• Overall design

The Monett Times’ honorable mention awards:
• News story, Bishoff
• Investigative reporting, Roberts and Lankford
• Story about religion, Bishoff
• Opinion pages
• Military story, Roberts
• Story about history, Bishoff

Cassville Democrat honorable mention awards:
• Sports feature photograph, Lankford
• Story about history
• Story about rural life or agriculture

Another journalist with local connections who fared quite well in the MPA Contest was Jefferson City News Tribute and California Democrat reporter Michelle Brooks, a Lockwood High School graduate, whose first reporting job was covering Lockwood sports for me at the Carthage Press when she was in high school. Over the past two decades, she has developed a reputation as one of the state's best feature writers.
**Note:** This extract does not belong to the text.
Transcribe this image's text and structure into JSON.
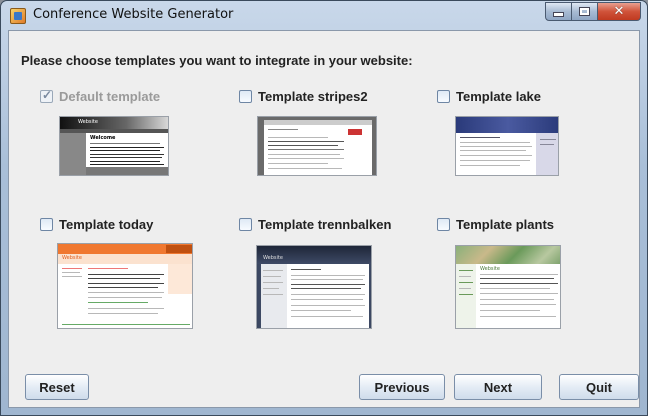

I tried numerous times during my last few years in newspapers to lure her to Carthage after her early successes at newspapers in Monroe City and Kennett, but it never worked out
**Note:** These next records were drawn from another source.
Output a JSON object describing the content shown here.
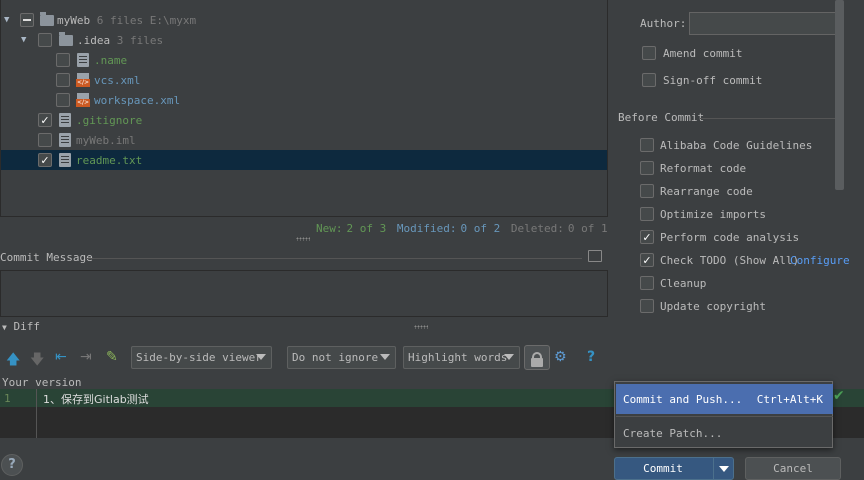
{
  "tree": {
    "rows": [
      {
        "label": "myWeb",
        "meta": "6 files E:\\myxm"
      },
      {
        "label": ".idea",
        "meta": "3 files"
      },
      {
        "label": ".name"
      },
      {
        "label": "vcs.xml"
      },
      {
        "label": "workspace.xml"
      },
      {
        "label": ".gitignore"
      },
      {
        "label": "myWeb.iml"
      },
      {
        "label": "readme.txt"
      }
    ]
  },
  "stats": {
    "new_label": "New:",
    "new_value": "2 of 3",
    "modified_label": "Modified:",
    "modified_value": "0 of 2",
    "deleted_label": "Deleted:",
    "deleted_value": "0 of 1"
  },
  "commit_message": {
    "label": "Commit Message"
  },
  "diff": {
    "label": "Diff",
    "viewer_select": "Side-by-side viewer",
    "ignore_select": "Do not ignore",
    "highlight_select": "Highlight words",
    "your_version": "Your version",
    "line_number": "1",
    "line_text": "1、保存到Gitlab测试"
  },
  "right": {
    "author_label": "Author:",
    "amend_commit": "Amend commit",
    "sign_off_commit": "Sign-off commit",
    "before_commit": "Before Commit",
    "options": [
      {
        "label": "Alibaba Code Guidelines",
        "checked": false
      },
      {
        "label": "Reformat code",
        "checked": false
      },
      {
        "label": "Rearrange code",
        "checked": false
      },
      {
        "label": "Optimize imports",
        "checked": false
      },
      {
        "label": "Perform code analysis",
        "checked": true
      },
      {
        "label": "Check TODO (Show All)",
        "checked": true
      },
      {
        "label": "Cleanup",
        "checked": false
      },
      {
        "label": "Update copyright",
        "checked": false
      }
    ],
    "configure_link": "Configure"
  },
  "popup": {
    "item1": "Commit and Push...",
    "item1_shortcut": "Ctrl+Alt+K",
    "item2": "Create Patch..."
  },
  "buttons": {
    "commit": "Commit",
    "cancel": "Cancel",
    "help": "?"
  },
  "colors": {
    "accent": "#4b6eaf",
    "selection": "#0d293e",
    "added": "#629755",
    "modified": "#6897bb"
  }
}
Brooks earned two first place awards, for Best Story About History and Best Story About Religion, as well as a third place  for best news or feature series for her work at the weekly California newspaper.

At the News Tribune, she received third place honors for best feature story and best news feature or series, and an honorable mention for community service.


MSSU graduate and former Neosho Daily News sports editor Cody Thorn, who now holds that same post with the St. Joseph News Press, received third place for best sports news story or feature. Thorn is a Carl Junction native.


Anonymous said...

You know the mayor and city council as a whole sound like junior Hillary Clinton democrats. I thought that's that the majority Republican voters keep voting them. I guess they are just uninformed sheep.

Steve Holmes said...

Jordan has done well, but his News Director deserves credit, too. Like a newspaper editor, the News Director sets the tone for the operation.

Anonymous said...

Bill Ewing Jr is being sanctioned $300 a day in bankruptcy court. He needs to produce those documents they are requesting. If anyone knows the clown, let him know!

Anonymous said...

No one cares about Newspaper awards except the newspaper. I'm sure no advertiser or subscriber made their decision about whether to advertise or subscribe to the paper based on the number of awards the paper had for best feature photo.